While the CDC notes on its Animals and COVID-19 webpage, updated Oct. 5, that “the risk of animals spreading SARS-CoV-2, the virus that causes COVID-19, to people is considered to be low,” the opposite may not be true.
UK-based The Independent reported on Nov. 11 that a pet dog contracted the disease from an owner, but was only discovered because the animal was “undergoing treatment for another unrelated condition.”
While the instance was the first of its kind in the United Kingdom, a July article by the same outlet cited a study that found 20 percent of cats and dogs tested either registered a positive PCR test or tested positive for SARS-CoV-2 antibodies.
On Nov. 13, the U.S. branch of The Sun tabloid reported that CCP officials in mainland China had begun slaughtering the pets of individuals tagged with a positive PCR test under the communist regime’s “zero-tolerance” COVID policy.

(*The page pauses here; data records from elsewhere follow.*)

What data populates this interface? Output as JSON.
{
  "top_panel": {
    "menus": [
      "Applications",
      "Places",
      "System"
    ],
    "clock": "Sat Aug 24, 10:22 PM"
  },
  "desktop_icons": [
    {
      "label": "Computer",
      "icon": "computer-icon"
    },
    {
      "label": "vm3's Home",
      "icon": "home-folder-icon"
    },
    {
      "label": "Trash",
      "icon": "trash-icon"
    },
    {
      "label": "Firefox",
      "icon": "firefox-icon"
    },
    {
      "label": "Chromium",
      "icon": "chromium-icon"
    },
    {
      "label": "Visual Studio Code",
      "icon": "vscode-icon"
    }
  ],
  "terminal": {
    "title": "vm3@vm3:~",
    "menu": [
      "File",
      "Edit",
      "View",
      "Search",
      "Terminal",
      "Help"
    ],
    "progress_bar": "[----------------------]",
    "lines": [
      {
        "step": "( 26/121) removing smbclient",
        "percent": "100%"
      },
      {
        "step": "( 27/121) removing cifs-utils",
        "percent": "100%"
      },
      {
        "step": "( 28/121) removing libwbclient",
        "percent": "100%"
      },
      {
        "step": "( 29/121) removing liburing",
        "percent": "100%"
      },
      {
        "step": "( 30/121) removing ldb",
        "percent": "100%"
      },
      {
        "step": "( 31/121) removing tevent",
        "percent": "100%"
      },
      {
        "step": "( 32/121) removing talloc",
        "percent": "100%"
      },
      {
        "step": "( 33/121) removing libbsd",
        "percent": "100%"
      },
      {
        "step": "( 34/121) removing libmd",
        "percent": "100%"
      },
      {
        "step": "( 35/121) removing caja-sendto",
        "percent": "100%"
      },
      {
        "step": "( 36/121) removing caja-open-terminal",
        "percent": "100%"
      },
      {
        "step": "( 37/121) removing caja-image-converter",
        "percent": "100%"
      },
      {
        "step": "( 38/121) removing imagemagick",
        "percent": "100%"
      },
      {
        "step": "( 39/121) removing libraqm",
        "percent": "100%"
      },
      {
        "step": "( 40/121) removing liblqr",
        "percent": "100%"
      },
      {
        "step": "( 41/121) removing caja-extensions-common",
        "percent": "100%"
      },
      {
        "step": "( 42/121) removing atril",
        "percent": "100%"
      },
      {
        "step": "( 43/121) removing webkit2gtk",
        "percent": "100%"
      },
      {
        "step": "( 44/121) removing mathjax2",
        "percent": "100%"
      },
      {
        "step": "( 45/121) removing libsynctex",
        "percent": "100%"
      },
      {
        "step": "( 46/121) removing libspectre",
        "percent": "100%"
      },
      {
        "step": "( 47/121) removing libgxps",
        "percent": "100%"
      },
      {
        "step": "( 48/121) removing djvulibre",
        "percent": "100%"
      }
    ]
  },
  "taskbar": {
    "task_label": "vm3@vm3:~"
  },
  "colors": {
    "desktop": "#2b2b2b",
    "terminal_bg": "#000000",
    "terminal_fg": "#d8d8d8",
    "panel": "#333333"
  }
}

The article cited Chinese social media reports where a Chengdu resident said her cats were killed after she was placed in a government run quarantine camp, and a September instance where “community workers” killed three cats owned by a Harbin woman after “she, and later they, tested positive.”
On Nov. 13, authorities in China’s Jiangxi Province confirmed — after great public uproar — that epidemic control staff had beaten a woman’s pet Corgi to death with a crowbar. The news got out as the woman, surnamed Fu, was in quarantine watching the small dog’s killing via a security camera link. Fu, who tested negative for the virus, posted the video online where it stirred outrage.
In August, Australian officials of a shire 750 kilometers northwest of Sydney shot 16 impounded dogs simply to prevent a pre-arranged professional rescue team from attending the site.
The local government told the Sydney Morning Herald the massacre was in the name of “protect[ing] its employees and community, including vulnerable Aboriginal populations, from the risk of COVID-19 transmission.”
Perhaps the most egregious case of animal slaughter in the name of COVID, however, was in November of 2020 when Denmark executed no less than 17 million mink under government mandate after outbreaks were found at more than 200 farms.
All animals were ordered killed, whether healthy or infected.
A December of 2020 article by NBC noted the aftermath brought problems of its own, “Since the mass slaughter, hundreds of mink carcasses have emerged from their graves.”
“Buried in shallow pits and trenches in Western Denmark, the dead minks were pushed out of the ground by gas emitted from their decomposing bodies, leading to more outrage and concern.”